But Felix made sure that every experience enlightened her and made her stronger. She never cheated in competition. She has never betrayed herself or anyone who has acknowledged her integrity and consistency.
“Maybe I could have been more successful at certain things if I hadn’t taken more risks and gotten into some of the tougher stuff. But I think it’s about challenging yourself and while I don’t love the 400, I’m glad I went for it,” she said. “I’m glad I tried something that was really hard for me and outside of my comfort zone.
“If I had to dissect things, there are definitely things that I probably wish would have gone differently, but I’ll say I think everything went the way it was supposed to, and I think so , it got me to where I am. It’s supposed to be me.”
Calm by nature, she learned to advocate for herself and other women after her daughter was born via emergency c-section in 2018 and spent weeks in a neonatal intensive care unit. Felix delivered a powerful testimony before Congress in 2019 about the disproportionate risks of pregnancy faced by black women, a cause that remains important to her.
She would also like childcare and facilities to be made available to female athletes so that they do not have to search for bathrooms or compartments to look after their children during competitions. She hopes to make companies aware of the value of athletes’ endeavors and to convince more women that they can be competitors and mothers and not have to choose one or the other like their sponsors and society did early in their careers seemed to say. No doubt she will be a champion there too.
But it wasn’t easy or instinctive for her to speak up. That changed when her brother Wes, who was a sprinter at USC, assured her that the substance of her message was more important than the volume of her words. “Even if your voice is shaking, you can still use it. There’s still electricity. I was there,” she said.

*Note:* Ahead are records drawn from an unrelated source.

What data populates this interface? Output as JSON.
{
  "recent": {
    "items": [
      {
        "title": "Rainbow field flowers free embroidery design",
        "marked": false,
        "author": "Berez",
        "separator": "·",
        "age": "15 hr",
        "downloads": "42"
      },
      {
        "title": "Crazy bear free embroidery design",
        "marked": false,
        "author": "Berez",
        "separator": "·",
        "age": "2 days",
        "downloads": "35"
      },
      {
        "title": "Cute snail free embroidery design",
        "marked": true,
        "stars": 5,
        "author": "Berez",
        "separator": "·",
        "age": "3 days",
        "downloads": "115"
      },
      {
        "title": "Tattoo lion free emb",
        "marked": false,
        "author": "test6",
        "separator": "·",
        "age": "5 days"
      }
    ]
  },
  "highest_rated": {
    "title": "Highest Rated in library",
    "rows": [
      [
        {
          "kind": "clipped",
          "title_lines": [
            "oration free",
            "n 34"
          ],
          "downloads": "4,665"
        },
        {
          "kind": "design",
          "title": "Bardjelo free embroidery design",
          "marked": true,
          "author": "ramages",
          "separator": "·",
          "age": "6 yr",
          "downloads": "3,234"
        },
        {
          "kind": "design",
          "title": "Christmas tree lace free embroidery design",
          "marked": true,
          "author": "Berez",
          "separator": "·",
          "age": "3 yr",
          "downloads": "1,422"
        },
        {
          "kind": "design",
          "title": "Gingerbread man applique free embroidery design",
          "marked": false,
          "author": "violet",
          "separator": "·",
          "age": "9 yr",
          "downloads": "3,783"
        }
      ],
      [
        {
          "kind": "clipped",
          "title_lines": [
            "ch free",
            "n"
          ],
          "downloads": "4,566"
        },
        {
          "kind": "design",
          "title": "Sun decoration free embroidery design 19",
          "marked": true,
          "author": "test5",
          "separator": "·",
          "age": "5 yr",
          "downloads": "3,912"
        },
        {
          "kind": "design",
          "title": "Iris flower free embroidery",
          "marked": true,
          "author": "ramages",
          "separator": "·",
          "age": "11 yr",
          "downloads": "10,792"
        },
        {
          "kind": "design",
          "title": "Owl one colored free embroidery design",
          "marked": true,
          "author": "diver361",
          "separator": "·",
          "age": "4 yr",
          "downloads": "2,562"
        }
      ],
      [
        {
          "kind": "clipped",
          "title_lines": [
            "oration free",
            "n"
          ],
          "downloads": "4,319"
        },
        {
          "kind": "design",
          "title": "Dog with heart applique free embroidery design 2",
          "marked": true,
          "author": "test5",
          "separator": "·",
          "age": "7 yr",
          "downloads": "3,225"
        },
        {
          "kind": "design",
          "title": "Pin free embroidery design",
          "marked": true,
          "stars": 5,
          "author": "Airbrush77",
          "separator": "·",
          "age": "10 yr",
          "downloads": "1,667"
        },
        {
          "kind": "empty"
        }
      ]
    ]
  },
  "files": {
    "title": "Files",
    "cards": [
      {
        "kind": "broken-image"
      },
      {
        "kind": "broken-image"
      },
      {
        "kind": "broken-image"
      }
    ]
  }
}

She recently joined the International Olympic Committee’s Athletes’ Commission, a powerful group. She is a board member of Right to Play, a children-focused international nonprofit, and &Mother, a nonprofit founded by fellow athlete/mother Alysia Montano to support female athletes. She is involved with the Power of She Fund, which works with Athleta and the Women’s Sports Foundation to provide childcare grants to athletes. She joked that she would give herself a day off on Monday, the first day of her life after competing, before diving into her new world on Tuesday.
She will miss the competition but not the workouts that left her exhausted and vomiting. She knew this year would be her last because she no longer had the heart or hunger to race. “I felt like I wasn’t willing to give what it would cost,” she said.
Cammy, 3 1/2, made an adorable appearance at the World Championships in Eugene a few weeks ago, shouting “Go, Mommy, Go!” as Felix raced. She might have been too young to understand exactly what had happened, but the details didn’t really matter.
“I hope what she takes away is that mum did what she loves. Mama fulfilled a passion,” said Felix. “I hope that’s part of her childhood, seeing her mother work and do what she loves.”
She loved it and we loved watching her. What Felix does next for the following women should be just as successful and compelling.
https://www.latimes.com/sports/story/2022-08-06/allyson-felix-race-for-change-sprint-charity Allyson Felix is coming home for final sprint at Race for Change